The problem: In this exercise, write out the data word for word and leave every image out.

Source information:
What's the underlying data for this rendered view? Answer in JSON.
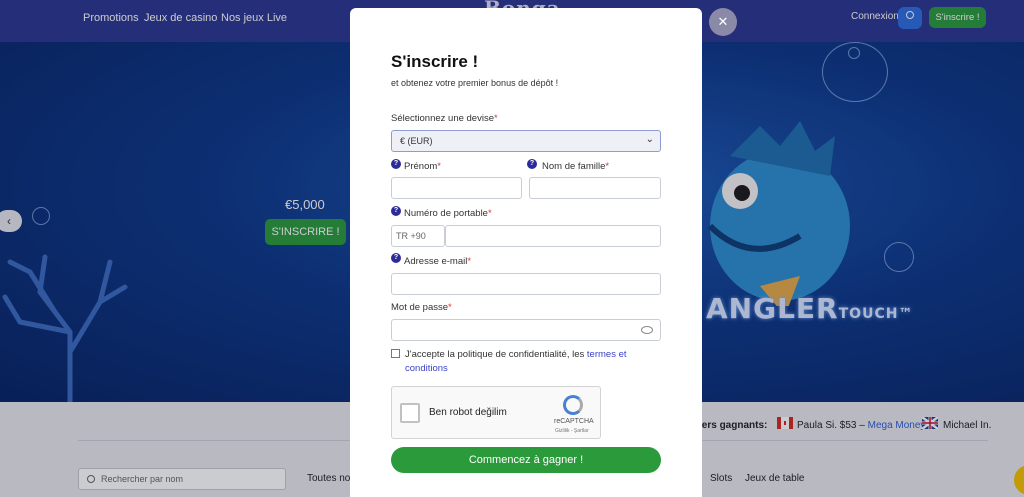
{
  "nav": {
    "links": [
      "Promotions",
      "Jeux de casino",
      "Nos jeux Live"
    ],
    "logo": "Bonga",
    "login": "Connexion",
    "signup": "S'inscrire !"
  },
  "hero": {
    "amount": "€5,000",
    "cta": "S'INSCRIRE !",
    "slot_logo": "ANGLER",
    "slot_logo_suffix": "TOUCH™"
  },
  "lower": {
    "winners_label": "rniers gagnants:",
    "winner1_name": "Paula Si. $53 – ",
    "winner1_game": "Mega Money",
    "winner2_name": "Michael In.",
    "search_placeholder": "Rechercher par nom",
    "categories": [
      "Toutes nos",
      "Slots",
      "Jeux de table"
    ]
  },
  "modal": {
    "close": "✕",
    "title": "S'inscrire !",
    "subtitle": "et obtenez votre premier bonus de dépôt !",
    "currency_label": "Sélectionnez une devise",
    "currency_value": "€ (EUR)",
    "first_name_label": "Prénom",
    "last_name_label": "Nom de famille",
    "phone_label": "Numéro de portable",
    "phone_prefix": "TR +90",
    "email_label": "Adresse e-mail",
    "password_label": "Mot de passe",
    "required_mark": "*",
    "info_glyph": "?",
    "consent_text": "J'accepte la politique de confidentialité, les ",
    "consent_link": "termes et conditions",
    "captcha_text": "Ben robot değilim",
    "captcha_brand": "reCAPTCHA",
    "captcha_terms": "Gizlilik - Şartlar",
    "submit": "Commencez à gagner !"
  },
  "colors": {
    "nav_bg": "#2a3690",
    "accent_green": "#2a9a3a",
    "link_blue": "#3a43c8"
  }
}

Response box:
What's the underlying data for this rendered view? Answer in JSON.
{
  "nav": {
    "links": [
      "Promotions",
      "Jeux de casino",
      "Nos jeux Live"
    ],
    "logo": "Bonga",
    "login": "Connexion",
    "signup": "S'inscrire !"
  },
  "hero": {
    "amount": "€5,000",
    "cta": "S'INSCRIRE !",
    "slot_logo": "ANGLER",
    "slot_logo_suffix": "TOUCH™"
  },
  "lower": {
    "winners_label": "rniers gagnants:",
    "winner1_name": "Paula Si. $53 – ",
    "winner1_game": "Mega Money",
    "winner2_name": "Michael In.",
    "search_placeholder": "Rechercher par nom",
    "categories": [
      "Toutes nos",
      "Slots",
      "Jeux de table"
    ]
  },
  "modal": {
    "close": "✕",
    "title": "S'inscrire !",
    "subtitle": "et obtenez votre premier bonus de dépôt !",
    "currency_label": "Sélectionnez une devise",
    "currency_value": "€ (EUR)",
    "first_name_label": "Prénom",
    "last_name_label": "Nom de famille",
    "phone_label": "Numéro de portable",
    "phone_prefix": "TR +90",
    "email_label": "Adresse e-mail",
    "password_label": "Mot de passe",
    "required_mark": "*",
    "info_glyph": "?",
    "consent_text": "J'accepte la politique de confidentialité, les ",
    "consent_link": "termes et conditions",
    "captcha_text": "Ben robot değilim",
    "captcha_brand": "reCAPTCHA",
    "captcha_terms": "Gizlilik - Şartlar",
    "submit": "Commencez à gagner !"
  },
  "colors": {
    "nav_bg": "#2a3690",
    "accent_green": "#2a9a3a",
    "link_blue": "#3a43c8"
  }
}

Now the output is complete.